“The Balanced Budget Act (BBA) requires hospitals to provide beneficiaries with a list of nearby SNFs and home health agencies but the list is not required to have quality information….Medicare statute provides beneficiaries with the freedom to choose their PAC provider, the law states that hospitals may not recommend providers (emphasis added).”

Then in the March 7, 2018, edition of FutureForcus, a link was provided to a power point presentation presented by MedPAC on March 1, 2018. A slide entitled “Discharge planning is a hospital responsibility” that was included in the presentation states as follows:

“…Hospital discharge planners may not recommend specific providers-beneficiaries have freedom to choose PAC providers.”

Is it true that hospital discharge planners are prohibited from recommending post-acute providers to patients based on applicable federal requirements? The answer is a resounding NO!

The basis for the remarks of members of the staff at MedPAC seems to be Conditions of Participation (CoPs) of the Medicare Program that establish requirements for hospital discharge planning. Specifically, 42 CFR 482.43(7) says that hospitals must not specify or otherwise limit the qualified providers that are available to patients.

But making recommendations to patients about post-acute providers while emphasizing patients’ right to choose providers does not necessarily entail “specifying” or “otherwise limiting” the providers available to patients. In fact, such discussions seem to be required by applicable national standards of care the Case Management Society of America and sanctioned by the Centers for Medicare and Medicaid Services (CMS). Prohibiting these types of discussions also has practical implications for patients and their families.

Specifically, the Case Management Society of America (CMSA) first published Standards governing the practice of case management, including hospital discharge planners/case managers, in 1995. The Standards were revised in 2002, 2010 and 2016. Among other requirements, these standards require case managers to advocate on behalf of patients, including provision of assistance with making decisions about their care.
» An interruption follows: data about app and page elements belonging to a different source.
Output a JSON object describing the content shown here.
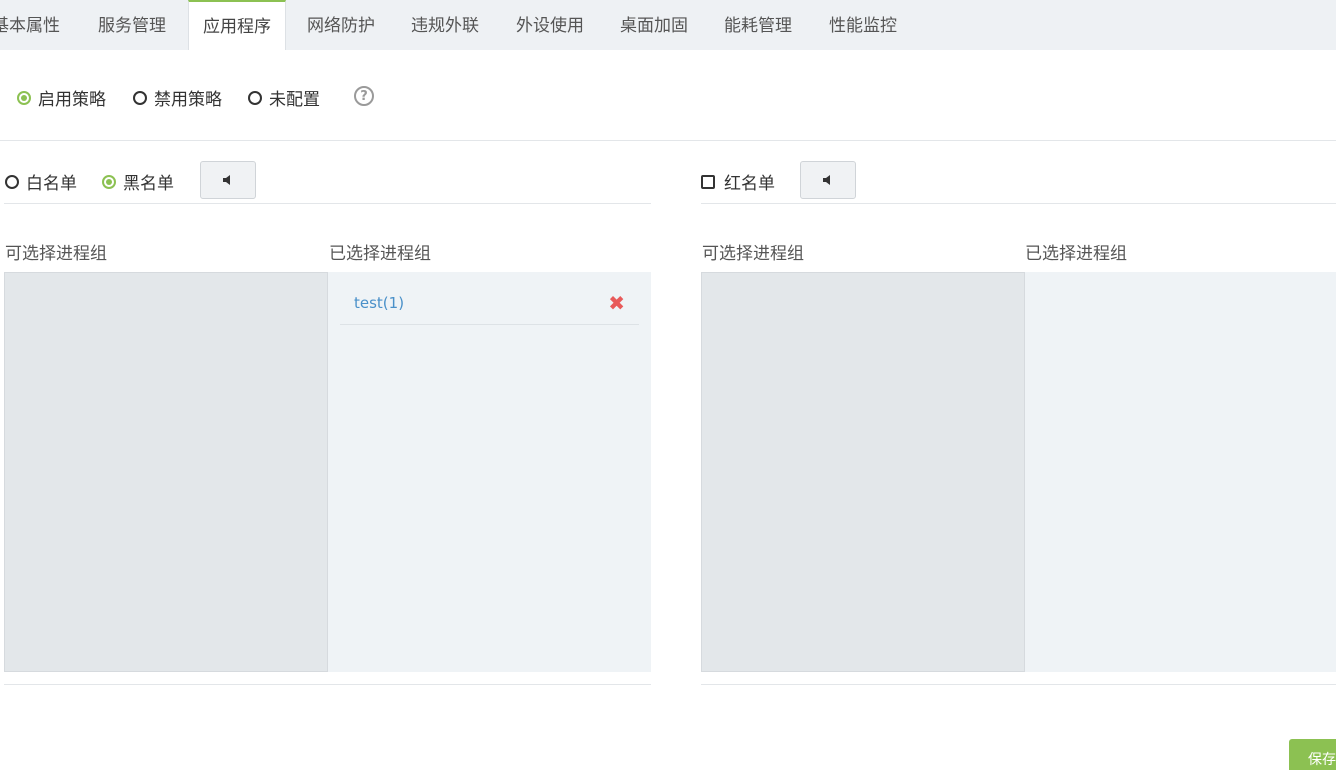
{
  "tabs": [
    {
      "label": "基本属性",
      "active": false
    },
    {
      "label": "服务管理",
      "active": false
    },
    {
      "label": "应用程序",
      "active": true
    },
    {
      "label": "网络防护",
      "active": false
    },
    {
      "label": "违规外联",
      "active": false
    },
    {
      "label": "外设使用",
      "active": false
    },
    {
      "label": "桌面加固",
      "active": false
    },
    {
      "label": "能耗管理",
      "active": false
    },
    {
      "label": "性能监控",
      "active": false
    }
  ],
  "policy": {
    "options": [
      {
        "label": "启用策略",
        "checked": true
      },
      {
        "label": "禁用策略",
        "checked": false
      },
      {
        "label": "未配置",
        "checked": false
      }
    ],
    "help_glyph": "?"
  },
  "left_section": {
    "list_type_options": [
      {
        "label": "白名单",
        "checked": false
      },
      {
        "label": "黑名单",
        "checked": true
      }
    ],
    "sound_icon": "speaker-icon",
    "available_title": "可选择进程组",
    "selected_title": "已选择进程组",
    "available_items": [],
    "selected_items": [
      {
        "label": "test(1)"
      }
    ]
  },
  "right_section": {
    "redlist_label": "红名单",
    "redlist_checked": false,
    "sound_icon": "speaker-icon",
    "available_title": "可选择进程组",
    "selected_title": "已选择进程组",
    "available_items": [],
    "selected_items": []
  },
  "actions": {
    "save_label": "保存"
  },
  "colors": {
    "accent": "#8cc152",
    "tab_bar_bg": "#eef1f4",
    "link": "#4a90c9",
    "remove": "#e85a5a"
  }
}
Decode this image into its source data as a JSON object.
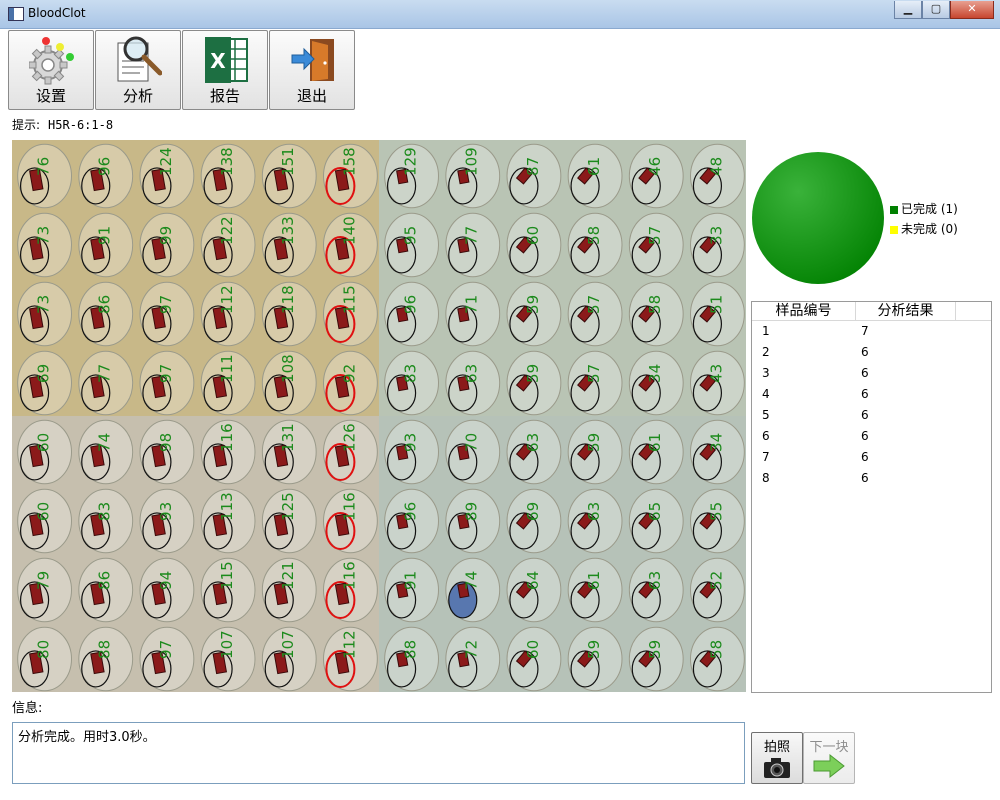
{
  "window": {
    "title": "BloodClot",
    "minimize": "▁",
    "maximize": "▢",
    "close": "✕"
  },
  "toolbar": [
    {
      "key": "settings",
      "label": "设置",
      "icon": "gear-icon"
    },
    {
      "key": "analyze",
      "label": "分析",
      "icon": "magnifier-icon"
    },
    {
      "key": "report",
      "label": "报告",
      "icon": "excel-icon"
    },
    {
      "key": "exit",
      "label": "退出",
      "icon": "exit-door-icon"
    }
  ],
  "hint": {
    "label": "提示:",
    "value": "H5R-6:1-8"
  },
  "plate": {
    "quadrant_colors": [
      "#c8b888",
      "#b9c4b4",
      "#b6c2b8",
      "#c6bfae"
    ],
    "left_values": [
      [
        76,
        96,
        124,
        138,
        151,
        158
      ],
      [
        73,
        91,
        99,
        122,
        133,
        140
      ],
      [
        73,
        86,
        97,
        112,
        118,
        115
      ],
      [
        69,
        77,
        97,
        111,
        108,
        92
      ],
      [
        60,
        74,
        98,
        116,
        131,
        126
      ],
      [
        60,
        83,
        93,
        113,
        125,
        116
      ],
      [
        79,
        86,
        94,
        115,
        121,
        116
      ],
      [
        80,
        88,
        97,
        107,
        107,
        112
      ]
    ],
    "right_values": [
      [
        129,
        109,
        87,
        61,
        46,
        48
      ],
      [
        95,
        77,
        60,
        58,
        57,
        33
      ],
      [
        96,
        71,
        59,
        57,
        58,
        51
      ],
      [
        83,
        63,
        59,
        57,
        34,
        43
      ],
      [
        93,
        70,
        63,
        59,
        61,
        34
      ],
      [
        96,
        89,
        69,
        63,
        65,
        55
      ],
      [
        91,
        74,
        64,
        61,
        63,
        52
      ],
      [
        88,
        72,
        60,
        59,
        59,
        58
      ]
    ]
  },
  "legend": [
    {
      "label": "已完成 (1)",
      "color": "#008000"
    },
    {
      "label": "未完成 (0)",
      "color": "#ffff00"
    }
  ],
  "chart_data": {
    "type": "pie",
    "categories": [
      "已完成",
      "未完成"
    ],
    "values": [
      1,
      0
    ],
    "colors": [
      "#008000",
      "#ffff00"
    ]
  },
  "results": {
    "headers": [
      "样品编号",
      "分析结果"
    ],
    "rows": [
      [
        "1",
        "7"
      ],
      [
        "2",
        "6"
      ],
      [
        "3",
        "6"
      ],
      [
        "4",
        "6"
      ],
      [
        "5",
        "6"
      ],
      [
        "6",
        "6"
      ],
      [
        "7",
        "6"
      ],
      [
        "8",
        "6"
      ]
    ]
  },
  "info": {
    "label": "信息:",
    "text": "分析完成。用时3.0秒。"
  },
  "buttons": {
    "photo": "拍照",
    "next": "下一块"
  }
}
In addition, CMS sanctioned making recommendations to patients through the use of preferred providers. In final regulations of the Comprehensive Care for Joint Replacement Payment Model for Acute Care Hospitals Furnishing Lower Extremity Joint Replacement Services at 80 Fed. Reg. 73274 (November 24, 2015), CMS says on Page 73518: “We agree that hospitals should be allowed to identify preferred providers and suppliers…”

CMS goes on to say on Page 73520 that:
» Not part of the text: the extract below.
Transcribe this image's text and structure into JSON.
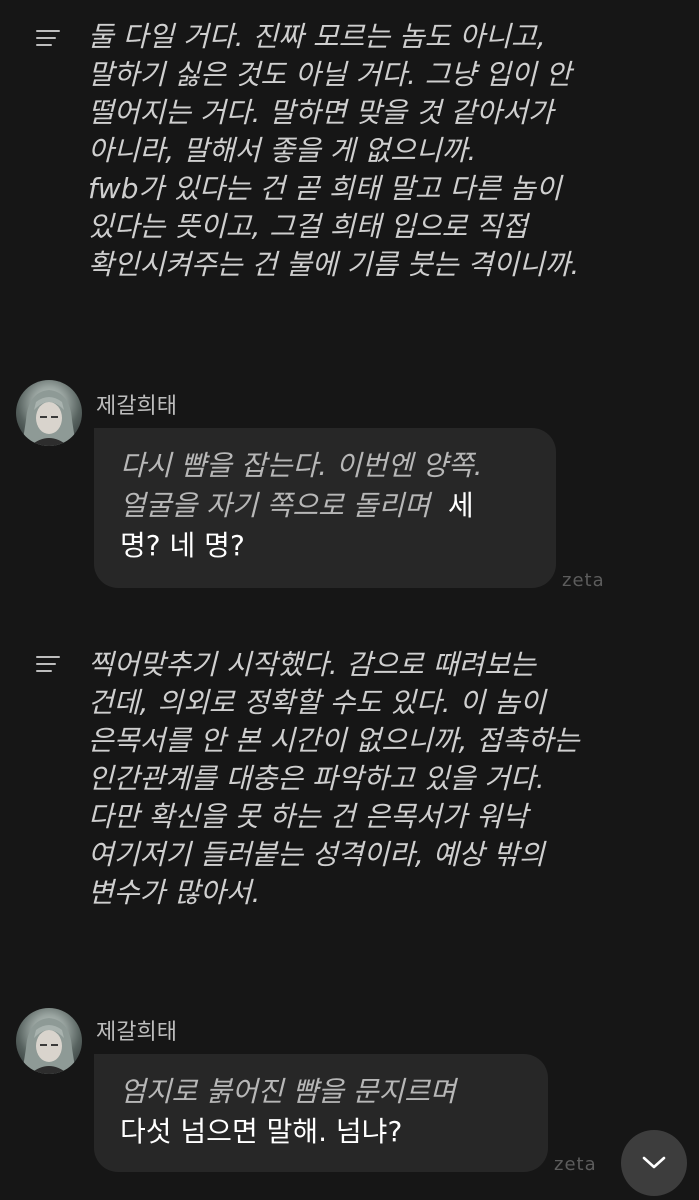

“…hospitals, if desired, may recommend “preferred providers,” that is, high quality PAC providers/suppliers with whom they have relationships (either financial and/or clinical) for the purposes of improving quality, efficiency, or continuity of care.”

Finally, anecdotally, hospital discharge planners/case managers often report that patients are unable to choose post-acute providers when lists are presented to them. In light of MedPAC’s comments above, it sounds like discharge planners/case managers are unable to provide assistance to patients except perhaps to hand them the equivalent of a copy of the yellow pages! From a practical point of view, this dog will not hunt! In fact, the “heart” of the discharge planning process includes recommendations from discharge planners/case managers about the best choices for patients. Patients are, of course, free to reject these recommendations.

Case management/discharge planning activities are at the heart of our healthcare delivery system. These crucial activities are finally receiving the recognition and “due” that they deserve. They should not be mischaracterized!

About Well Beyond Care
Well Beyond Care is the only company that teaches families and individuals how to find and manage affordable non-medical in-home care, while solving the chronic problems of caregiver truancy and turnover through the web application, WellBeyondCare.com.  The Company’s platform combines the power of the internet with the personal touch of nurses to offer families a pathway to transitional care, allowing our elderly parents to safely age-in-place. Their solution lowers stress in hiring a caregiver and saves families tens of thousands of dollars per year in care costs.